In the midst of this darkness, out of the hearts of the Ethiopian community in the greater Houston Area, has come an unexpected source of hope and encouragement—a large monetary gift to help the Anuak who have been displaced. In their letter of explanation they say: “We would like to kindly request that this small token be allocated to our fellow Ethiopians that have been uprooted from their land and homes by some greedy land grabbers who have little to no regard to their fellow mankind.”
The funds will be divided between Anuak in refugee camps in South Sudan and Kenya and Anuak in Gambella. The Anuak Justice Council (AJC) has chosen to distribute the funds to both refugee camps in conjunction with the December 13th memorial gatherings in both camps; but in Gambella, no commemoration is allowed, other than privately, so we are still working out the best way to distribute the funds.
Mr. Ochalla Abulla, Chairman of the Anuak Justice Council (AJC) was very moved by this generosity, “This gift has been a tremendous encouragement to the people in the camps, but what these Ethiopians did when they reached out to the Anuak should now be an example to all of us, including the Anuak, to reach out to others beyond their ethnic groups. The impact of this could be huge and could inspire us as a nation to help our people—not only those from our own groups. There are some other examples of Ethiopians who are already doing this. Some Ethiopians have formed small groups of five members who all contribute $20 a month to support the family of some of our Ethiopian political prisoners who used to be the breadwinners of their families.”
AJC Vice Chairman, Mr. Ojulu Lero, added his thoughts, “This gesture is reconciliation in itself! These people have reached out to the Anuak and now the Anuak can reach out to other people like the Majangir or the Oromo who can reach out to the Amhara or Tigray who can reach out to the Southerners or the Afar and so forth. It reminds me of the recent SMNE forum in Washington D.C. that encourages us to talk to each other rather than about each other. In this case, these Ethiopians from Houston helped others rather than only helping themselves. If we all follow this model of action, it will be another way to unify the Ethiopian people. Once the people are unified, the leaders will be more unified.”
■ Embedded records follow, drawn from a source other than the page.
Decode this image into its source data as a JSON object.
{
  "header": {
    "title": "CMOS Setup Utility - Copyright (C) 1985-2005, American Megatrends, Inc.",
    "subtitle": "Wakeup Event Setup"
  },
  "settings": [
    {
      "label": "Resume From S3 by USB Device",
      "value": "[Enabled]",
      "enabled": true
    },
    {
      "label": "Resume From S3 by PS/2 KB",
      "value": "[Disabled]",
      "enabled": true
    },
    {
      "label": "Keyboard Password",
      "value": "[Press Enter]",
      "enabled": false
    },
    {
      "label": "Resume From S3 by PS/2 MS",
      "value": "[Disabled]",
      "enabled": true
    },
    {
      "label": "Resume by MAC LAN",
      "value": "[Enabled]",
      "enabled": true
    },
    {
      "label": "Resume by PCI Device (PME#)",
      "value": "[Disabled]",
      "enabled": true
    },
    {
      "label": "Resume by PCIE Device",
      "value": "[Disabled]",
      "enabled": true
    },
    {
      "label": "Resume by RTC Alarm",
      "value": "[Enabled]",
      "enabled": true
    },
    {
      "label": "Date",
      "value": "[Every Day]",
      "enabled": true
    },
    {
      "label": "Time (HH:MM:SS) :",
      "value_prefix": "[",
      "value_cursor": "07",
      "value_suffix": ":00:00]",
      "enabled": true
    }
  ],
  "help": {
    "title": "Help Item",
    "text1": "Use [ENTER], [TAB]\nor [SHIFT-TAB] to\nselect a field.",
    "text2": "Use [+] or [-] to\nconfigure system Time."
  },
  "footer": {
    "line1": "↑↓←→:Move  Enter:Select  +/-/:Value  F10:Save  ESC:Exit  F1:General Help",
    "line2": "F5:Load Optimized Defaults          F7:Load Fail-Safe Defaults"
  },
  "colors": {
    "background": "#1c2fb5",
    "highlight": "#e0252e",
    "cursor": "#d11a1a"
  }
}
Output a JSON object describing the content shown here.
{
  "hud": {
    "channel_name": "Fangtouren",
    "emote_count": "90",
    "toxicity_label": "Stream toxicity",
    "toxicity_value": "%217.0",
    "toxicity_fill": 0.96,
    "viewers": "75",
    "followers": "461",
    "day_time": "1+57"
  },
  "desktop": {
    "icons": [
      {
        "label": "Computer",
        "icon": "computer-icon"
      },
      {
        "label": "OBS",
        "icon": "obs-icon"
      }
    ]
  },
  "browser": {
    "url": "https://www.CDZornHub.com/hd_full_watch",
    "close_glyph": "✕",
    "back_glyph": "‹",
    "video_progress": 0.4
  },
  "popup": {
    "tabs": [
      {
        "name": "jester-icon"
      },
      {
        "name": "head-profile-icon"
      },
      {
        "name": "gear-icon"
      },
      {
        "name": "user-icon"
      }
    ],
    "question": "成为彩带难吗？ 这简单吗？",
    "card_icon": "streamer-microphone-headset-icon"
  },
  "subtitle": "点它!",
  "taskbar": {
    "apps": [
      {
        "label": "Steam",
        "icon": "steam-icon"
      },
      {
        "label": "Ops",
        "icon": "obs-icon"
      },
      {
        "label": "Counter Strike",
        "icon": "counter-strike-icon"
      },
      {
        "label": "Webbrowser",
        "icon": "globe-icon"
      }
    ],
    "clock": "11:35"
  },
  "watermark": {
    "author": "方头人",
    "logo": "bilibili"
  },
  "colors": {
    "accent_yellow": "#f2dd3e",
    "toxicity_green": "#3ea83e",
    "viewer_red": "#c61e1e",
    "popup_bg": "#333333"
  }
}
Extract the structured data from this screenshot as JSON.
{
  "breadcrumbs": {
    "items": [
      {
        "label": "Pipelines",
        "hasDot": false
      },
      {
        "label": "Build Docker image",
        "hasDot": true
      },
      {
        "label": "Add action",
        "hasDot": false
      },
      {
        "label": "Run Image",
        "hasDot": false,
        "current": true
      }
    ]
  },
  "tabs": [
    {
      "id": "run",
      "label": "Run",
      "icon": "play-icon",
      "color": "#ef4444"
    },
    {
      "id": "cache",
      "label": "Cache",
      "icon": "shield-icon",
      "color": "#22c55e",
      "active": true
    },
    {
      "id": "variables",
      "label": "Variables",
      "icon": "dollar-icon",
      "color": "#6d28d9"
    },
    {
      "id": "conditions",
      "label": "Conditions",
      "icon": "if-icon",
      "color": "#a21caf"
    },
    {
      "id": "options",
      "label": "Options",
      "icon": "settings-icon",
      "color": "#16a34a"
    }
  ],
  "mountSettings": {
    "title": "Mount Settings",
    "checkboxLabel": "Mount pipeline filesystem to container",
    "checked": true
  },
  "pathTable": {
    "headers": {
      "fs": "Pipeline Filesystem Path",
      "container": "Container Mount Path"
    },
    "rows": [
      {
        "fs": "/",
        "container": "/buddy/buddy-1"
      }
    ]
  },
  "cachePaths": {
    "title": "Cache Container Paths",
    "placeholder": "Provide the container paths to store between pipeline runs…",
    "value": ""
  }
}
As the Anuak in South Sudan and Kenya come together on December 13, 2014, they will know they are not alone. They will be thinking of those fellow Ethiopians far away who have torn down a wall of isolation through their gift of love. These funds will be put to good use, but the impact of it will live on as building blocks to a New Ethiopia. The power of love can break the walls of hostility and division like nothing else.
May the actions of these and other Ethiopians like them, inspire our people to reach out to others with love, humility, and generosity. May God deeply comfort the Anuak during this time of remembrance of the massacre of December 13-15, 2003 as well as all Ethiopians who have lost loved ones over these past years at the hands of the TPLF/EPRDF. May He also bring freedom to all political prisoners from every region throughout the country who are locked up simply for trying to bring justice and freedom to Ethiopia.